The audience, mostly gray-haired seniors and aging baby boomers, walked out with smiles on their faces, as did I.
Million Dollar Quartet, co-written by Colin Escott and Floyd Mutrux. Directed by Eric Schaeffer Presented by Broadway in Boston at the Citi Emerson Colonial Theatre, Boston, MA, through October 20.
By Glenn Rifkin
Bringing iconic popular music to the Broadway stage has proved to be a winning, and lucrative, commercial formula. From Mamma Mia to Jersey Boys, the jukebox musical has morphed into a genre and done well, it means steady ticket sales, Tony nominations and the inevitable touring show.
Such is the raison d’être of Million Dollar Quartet, the infectious musical that opened on Tuesday night at Boston’s Colonial Theater to an enthusiastic and sold-out house. Despite the fact that the show was first staged in 2006 in Florida and ran on Broadway for much of 2010 and 2011 I had never heard of it. With its unique back story, its relative obscurity is a bit odd given that its musical pedigree is far more interesting than a night of Abba or the Four Seasons.
The book is based on a fascinating rock and roll legend that happens to be true. On December 4, 1956, at Sun Records ramshackle, one-room studio in Memphis, four emerging rock and country icons met in an impromptu jam session hosted by Sam Phillips, Sun’s iconoclastic founder and driving force. In the studio were Elvis Presley, Carl Perkins, Johnny Cash, and Jerry Lee Lewis. Urged by Phillips, the impresario who discovered and nurtured all of them, the four young artists began to play and sing. The studio engineer, obviously realizing that something special was unfolding, turned on the reel to reel tape system and the evening was captured in its raw and singular form. Word leaked out that the group was there and a local newspaperman and photographer rushed over to witness the one-time event. A recording was released in Europe in 1981 and in the US in 1990 and years later, stage writers and producers Floyd Mutrux and Colin Escott saw an opportunity to mine the story for a new jukebox musical.
The result is a mixed bag, a storyline that feels heavily contrived and uninspired offset by an amazing roster of iconic hits performed so well that you want to leap out of your seat and start dancing (which the audience eventually does). Few of the numbers in the show were actually performed or even written when the real event took place. But no matter. This is Broadway and the audience is here for an entertaining evening not a history lesson. Kicking off with “Blue Suede Shoes,” the Carl Perkins composition that skyrocketed Elvis to fame, the song lineup is toe-tapping, hand-clapping wonderful. Among the numbers: “Who Do You Love”, “Folsom Prison Blues,” “That’s All Right,” “Down By the Riverside”, “Sixteen Tons,” “Great Balls of Fire,” “Hound Dog,” “I Walk the Line,” and “Whole Lotta Shakin Goin On.” Each of the performers is featured and, unlike the unrehearsed and raw original recording, these numbers are polished, tight and replete with terrific harmonies.
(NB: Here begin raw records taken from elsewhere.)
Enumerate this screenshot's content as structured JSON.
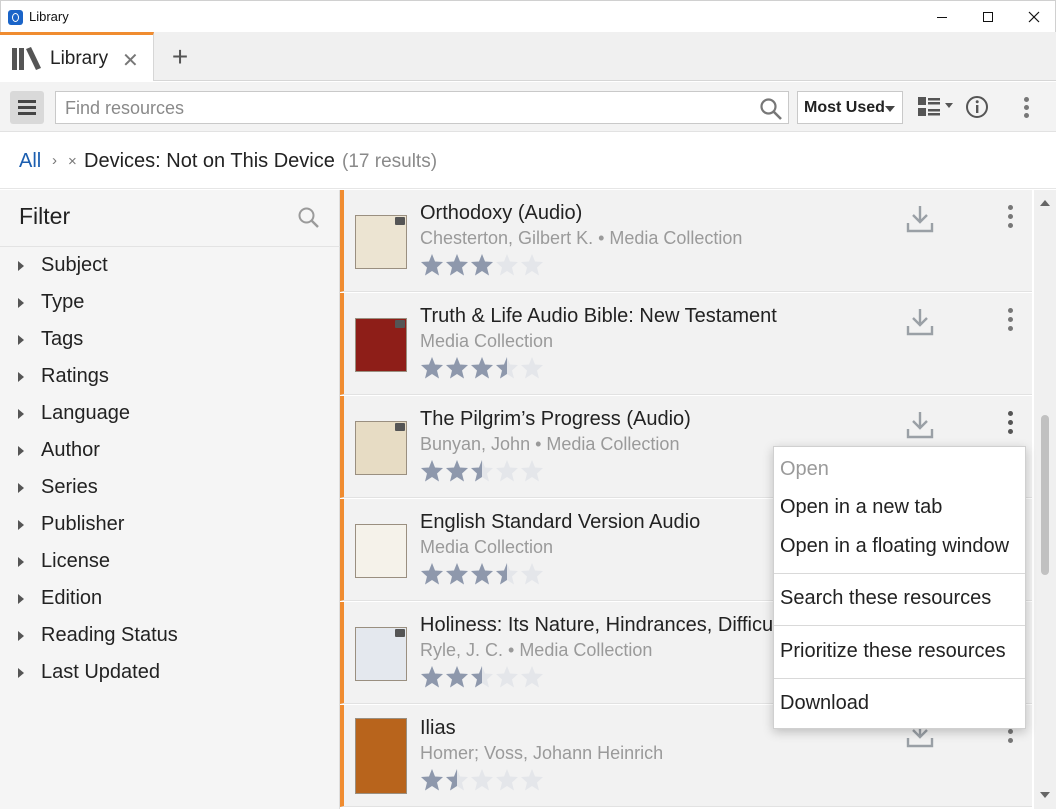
{
  "window": {
    "title": "Library",
    "controls": {
      "minimize": "minimize",
      "maximize": "maximize",
      "close": "close"
    }
  },
  "tabs": [
    {
      "label": "Library",
      "active": true
    }
  ],
  "tab_close_glyph": "✕",
  "tab_add_glyph": "+",
  "toolbar": {
    "search_placeholder": "Find resources",
    "sort_value": "Most Used"
  },
  "breadcrumb": {
    "root": "All",
    "separator": "›",
    "remove_glyph": "×",
    "filter": "Devices: Not on This Device",
    "count": "(17 results)"
  },
  "filter": {
    "title": "Filter",
    "items": [
      "Subject",
      "Type",
      "Tags",
      "Ratings",
      "Language",
      "Author",
      "Series",
      "Publisher",
      "License",
      "Edition",
      "Reading Status",
      "Last Updated"
    ]
  },
  "results": [
    {
      "title": "Orthodoxy (Audio)",
      "subtitle": "Chesterton, Gilbert K. • Media Collection",
      "rating": 3,
      "cover_color": "#ece4d2"
    },
    {
      "title": "Truth & Life Audio Bible: New Testament",
      "subtitle": "Media Collection",
      "rating": 3.5,
      "cover_color": "#8e1e18"
    },
    {
      "title": "The Pilgrim’s Progress (Audio)",
      "subtitle": "Bunyan, John • Media Collection",
      "rating": 2.5,
      "cover_color": "#e7dcc4"
    },
    {
      "title": "English Standard Version Audio",
      "subtitle": "Media Collection",
      "rating": 3.5,
      "cover_color": "#f5f2ea"
    },
    {
      "title": "Holiness: Its Nature, Hindrances, Difficulties, and Roots",
      "subtitle": "Ryle, J. C. • Media Collection",
      "rating": 2.5,
      "cover_color": "#e4e8ee"
    },
    {
      "title": "Ilias",
      "subtitle": "Homer; Voss, Johann Heinrich",
      "rating": 1.5,
      "cover_color": "#b8641c"
    }
  ],
  "context_menu": {
    "items": [
      {
        "label": "Open",
        "disabled": true
      },
      {
        "label": "Open in a new tab",
        "disabled": false
      },
      {
        "label": "Open in a floating window",
        "disabled": false
      },
      {
        "label": "Search these resources",
        "disabled": false
      },
      {
        "label": "Prioritize these resources",
        "disabled": false
      },
      {
        "label": "Download",
        "disabled": false
      }
    ]
  },
  "colors": {
    "accent": "#f08c30",
    "link": "#1b5eb0",
    "star_filled": "#8e98ac",
    "star_empty": "#e4e6ea"
  }
}
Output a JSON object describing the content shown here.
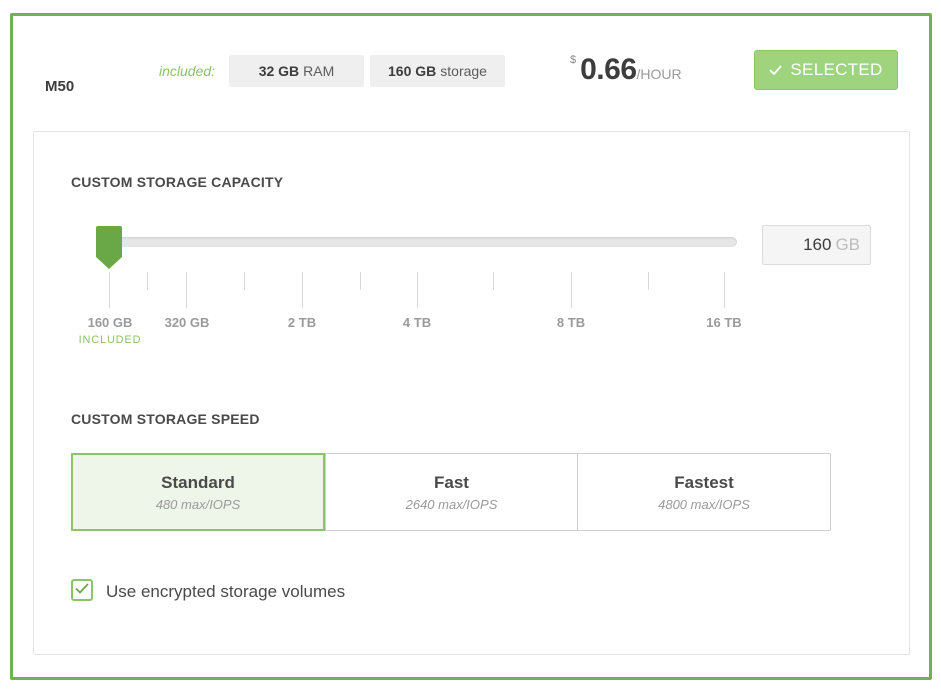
{
  "plan": {
    "tier": "M50",
    "included_label": "included:",
    "ram_value": "32 GB",
    "ram_label": "RAM",
    "storage_value": "160 GB",
    "storage_label": "storage",
    "price_currency": "$",
    "price_amount": "0.66",
    "price_unit": "/HOUR",
    "selected_label": "SELECTED"
  },
  "storage_capacity": {
    "title": "CUSTOM STORAGE CAPACITY",
    "value": "160",
    "unit": "GB",
    "slider_position": 0,
    "ticks": [
      "160 GB",
      "320 GB",
      "2 TB",
      "4 TB",
      "8 TB",
      "16 TB"
    ],
    "included_tag": "INCLUDED"
  },
  "storage_speed": {
    "title": "CUSTOM STORAGE SPEED",
    "options": [
      {
        "name": "Standard",
        "iops": "480 max/IOPS",
        "selected": true
      },
      {
        "name": "Fast",
        "iops": "2640 max/IOPS",
        "selected": false
      },
      {
        "name": "Fastest",
        "iops": "4800 max/IOPS",
        "selected": false
      }
    ]
  },
  "encryption": {
    "label": "Use encrypted storage volumes",
    "checked": true
  },
  "colors": {
    "accent": "#72b24e",
    "button_bg": "#9ed47d",
    "included_text": "#8bc36a",
    "selected_option_bg": "#eef6e9"
  }
}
What makes jukebox musicals soar is that somehow the producers find remarkably talented individuals who can not only sing but play their own instruments. There is no house orchestra. These guys are kicking it all by themselves and at the Colonial, James Barry as Perkins is a treat. He has serious rock and roll chops on the guitar and carries much of the musical thread that ties the evening together. John Countryman is equally adept at the keyboard as the inimitable Jerry Lee Lewis, who serves as the group’s brash young foil, insulting, arrogant, and wildly talented. Scott Moreau does an eerily effective Johnny Cash and Tyler Hunter is a serviceable Elvis, replete with the King’s signature stage moves.
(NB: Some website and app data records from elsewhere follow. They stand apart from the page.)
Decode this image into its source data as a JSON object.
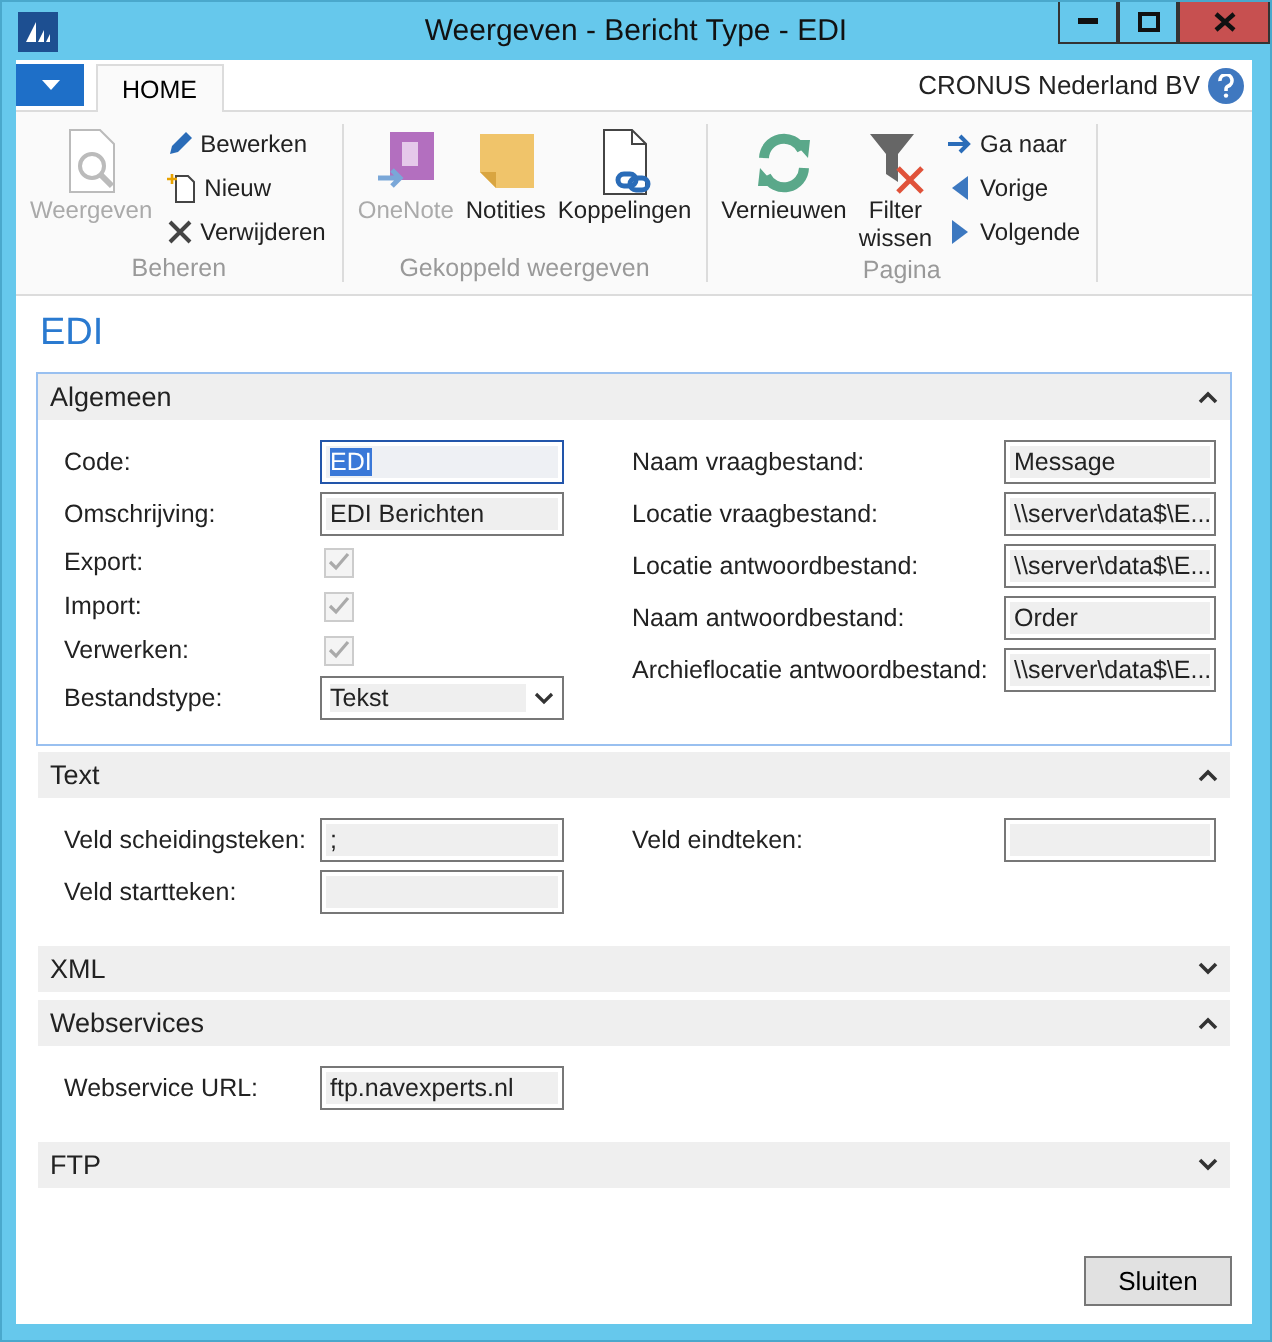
{
  "window": {
    "title": "Weergeven - Bericht Type - EDI"
  },
  "ribbon": {
    "tabs": [
      {
        "label": "HOME",
        "selected": true
      }
    ],
    "company": "CRONUS Nederland BV",
    "groups": [
      {
        "label": "Beheren",
        "items": [
          {
            "kind": "large",
            "label": "Weergeven",
            "disabled": true
          },
          {
            "kind": "small",
            "label": "Bewerken",
            "disabled": false
          },
          {
            "kind": "small",
            "label": "Nieuw",
            "disabled": false
          },
          {
            "kind": "small",
            "label": "Verwijderen",
            "disabled": false
          }
        ]
      },
      {
        "label": "Gekoppeld weergeven",
        "items": [
          {
            "kind": "large",
            "label": "OneNote",
            "disabled": true
          },
          {
            "kind": "large",
            "label": "Notities",
            "disabled": false
          },
          {
            "kind": "large",
            "label": "Koppelingen",
            "disabled": false
          }
        ]
      },
      {
        "label": "Pagina",
        "items": [
          {
            "kind": "large",
            "label": "Vernieuwen",
            "disabled": false
          },
          {
            "kind": "large",
            "label": "Filter wissen",
            "disabled": false
          },
          {
            "kind": "small",
            "label": "Ga naar",
            "disabled": false
          },
          {
            "kind": "small",
            "label": "Vorige",
            "disabled": false
          },
          {
            "kind": "small",
            "label": "Volgende",
            "disabled": false
          }
        ]
      }
    ]
  },
  "page_title": "EDI",
  "sections": [
    {
      "title": "Algemeen",
      "expanded": true,
      "focused": true,
      "left": [
        {
          "kind": "text",
          "label": "Code:",
          "value": "EDI",
          "focused": true
        },
        {
          "kind": "text",
          "label": "Omschrijving:",
          "value": "EDI Berichten",
          "focused": false
        },
        {
          "kind": "checkbox",
          "label": "Export:",
          "checked": true
        },
        {
          "kind": "checkbox",
          "label": "Import:",
          "checked": true
        },
        {
          "kind": "checkbox",
          "label": "Verwerken:",
          "checked": true
        },
        {
          "kind": "select",
          "label": "Bestandstype:",
          "value": "Tekst"
        }
      ],
      "right": [
        {
          "kind": "text",
          "label": "Naam vraagbestand:",
          "value": "Message",
          "focused": false
        },
        {
          "kind": "text",
          "label": "Locatie vraagbestand:",
          "value": "\\\\server\\data$\\E...",
          "focused": false
        },
        {
          "kind": "text",
          "label": "Locatie antwoordbestand:",
          "value": "\\\\server\\data$\\E...",
          "focused": false
        },
        {
          "kind": "text",
          "label": "Naam antwoordbestand:",
          "value": "Order",
          "focused": false
        },
        {
          "kind": "text",
          "label": "Archieflocatie antwoordbestand:",
          "value": "\\\\server\\data$\\E...",
          "focused": false
        }
      ]
    },
    {
      "title": "Text",
      "expanded": true,
      "focused": false,
      "left": [
        {
          "kind": "text",
          "label": "Veld scheidingsteken:",
          "value": ";",
          "focused": false
        },
        {
          "kind": "text",
          "label": "Veld startteken:",
          "focused": false
        }
      ],
      "right": [
        {
          "kind": "text",
          "label": "Veld eindteken:",
          "focused": false
        }
      ]
    },
    {
      "title": "XML",
      "expanded": false,
      "focused": false
    },
    {
      "title": "Webservices",
      "expanded": true,
      "focused": false,
      "left": [
        {
          "kind": "text",
          "label": "Webservice URL:",
          "value": "ftp.navexperts.nl",
          "focused": false
        }
      ]
    },
    {
      "title": "FTP",
      "expanded": false,
      "focused": false
    }
  ],
  "buttons": [
    "Sluiten"
  ]
}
Vince Nappo portrays Sam Phillips, the genius who championed the birth and growth of rock and roll. Nappo is the show’s narrator and the story’s foundational element. He has discovered these rising stars and shaped their early careers but his Sun Records is not big enough or influential enough to hold onto them. By the end of the show, Phillips realizes that fame is indeed fleeting. The studio session is not only a celebration but a portent of the demise of Sun as the center of the nascent rock universe.
The show is a tight ninety-plus minutes without an intermission.The ending seems so abrupt that the producers felt obliged to add a sort of built-in encore in which colorful sequined jackets descend from the rafters for each of the performers who then sing a few more classics, urge the audience out of its seat to sing along and dance, and allow for the inevitable sparkling glitter to fall from the sky. The audience, mostly gray-haired seniors and aging baby boomers, walked out with smiles on their faces, as did I. It is, as I said, a fun evening. But throughout the evening, I had the uneasy feeling that a PBS fundraiser would break out at any minute.
Glenn Rifkin is a veteran journalist and author who has covered business for many publications including The New York Times for more than 25 years. Among his books are Radical Marketing and The Ultimate Entrepreneur. His efforts as an arts critic represent a new and exciting direction.